BEGIN Source data

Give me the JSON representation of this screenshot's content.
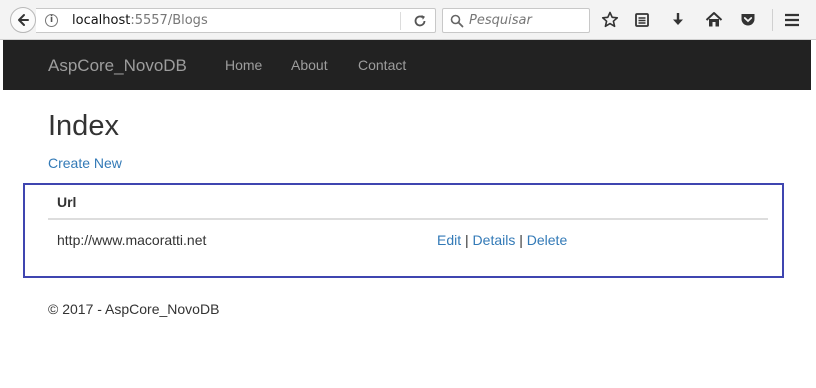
{
  "browser": {
    "url_host": "localhost",
    "url_path": ":5557/Blogs",
    "search_placeholder": "Pesquisar",
    "icons": [
      "back-arrow-icon",
      "info-icon",
      "reload-icon",
      "search-icon",
      "bookmark-star-icon",
      "reading-list-icon",
      "download-icon",
      "home-icon",
      "pocket-icon",
      "menu-icon"
    ]
  },
  "navbar": {
    "brand": "AspCore_NovoDB",
    "links": [
      "Home",
      "About",
      "Contact"
    ],
    "background": "#222222",
    "link_color": "#9d9d9d"
  },
  "main": {
    "title": "Index",
    "create_link": "Create New",
    "table": {
      "headers": [
        "Url"
      ],
      "rows": [
        {
          "url": "http://www.macoratti.net",
          "actions": [
            "Edit",
            "Details",
            "Delete"
          ]
        }
      ]
    },
    "action_separator": "|",
    "link_color": "#337ab7",
    "highlight_color": "#3f45b0"
  },
  "footer": {
    "text": "© 2017 - AspCore_NovoDB"
  }
}
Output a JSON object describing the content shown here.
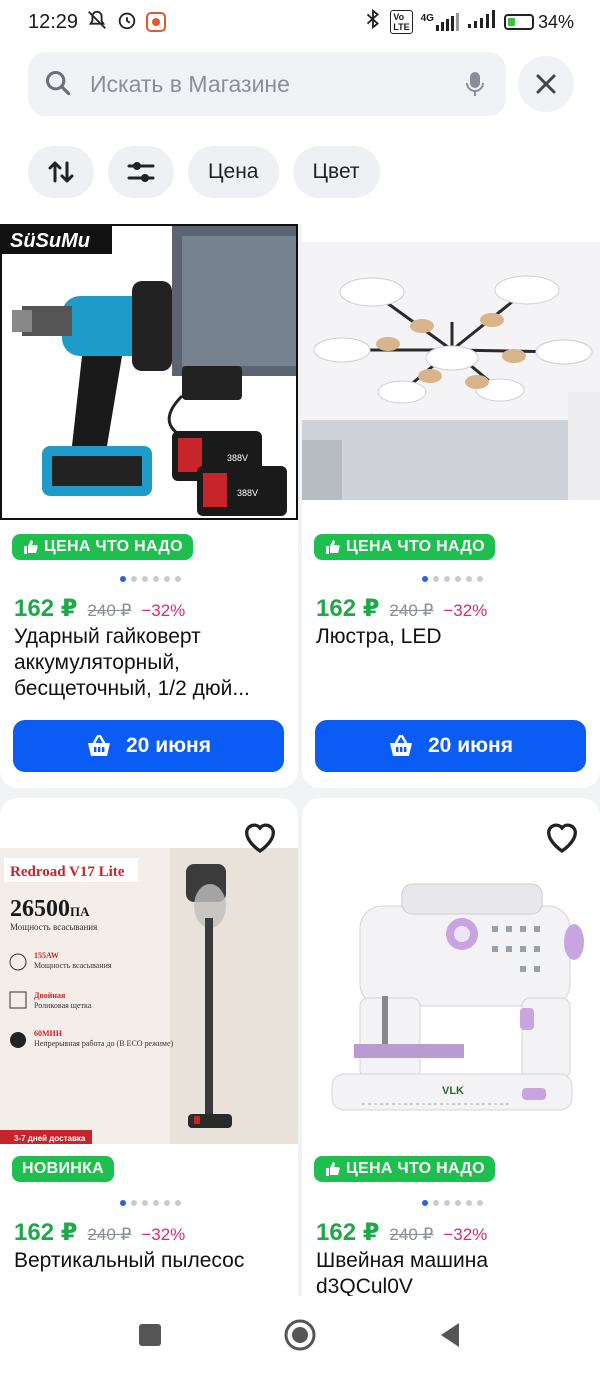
{
  "status": {
    "time": "12:29",
    "network": "4G",
    "battery": "34%",
    "battery_level_fraction": 0.34
  },
  "search": {
    "placeholder": "Искать в Магазине"
  },
  "filters": {
    "price_label": "Цена",
    "color_label": "Цвет"
  },
  "products": [
    {
      "badge": "ЦЕНА ЧТО НАДО",
      "price": "162 ₽",
      "old_price": "240 ₽",
      "discount": "−32%",
      "title": "Ударный гайковерт аккумуляторный, бесщеточный, 1/2 дюй...",
      "delivery": "20 июня",
      "image_brand": "SüSuMu",
      "battery_label": "388V"
    },
    {
      "badge": "ЦЕНА ЧТО НАДО",
      "price": "162 ₽",
      "old_price": "240 ₽",
      "discount": "−32%",
      "title": "Люстра, LED",
      "delivery": "20 июня"
    },
    {
      "badge": "НОВИНКА",
      "price": "162 ₽",
      "old_price": "240 ₽",
      "discount": "−32%",
      "title": "Вертикальный пылесос",
      "image_heading": "Redroad V17 Lite",
      "image_power": "26500",
      "image_power_unit": "ПА",
      "image_power_caption": "Мощность всасывания",
      "image_features": [
        {
          "title": "155AW",
          "text": "Мощность всасывания"
        },
        {
          "title": "Двойная",
          "text": "Роликовая щетка"
        },
        {
          "title": "60МИН",
          "text": "Непрерывная работа до (В ECO режиме)"
        }
      ],
      "image_delivery": "3-7 дней доставка"
    },
    {
      "badge": "ЦЕНА ЧТО НАДО",
      "price": "162 ₽",
      "old_price": "240 ₽",
      "discount": "−32%",
      "title": "Швейная машина d3QCul0V",
      "image_brand": "VLK"
    }
  ],
  "colors": {
    "accent": "#0a5cf5",
    "badge_green": "#1fbf4f",
    "price_green": "#1fa84a",
    "discount_pink": "#d62a7a"
  }
}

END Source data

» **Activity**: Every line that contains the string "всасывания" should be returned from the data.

» **Problem solution**:
      "image_power_caption": "Мощность всасывания",
          "text": "Мощность всасывания"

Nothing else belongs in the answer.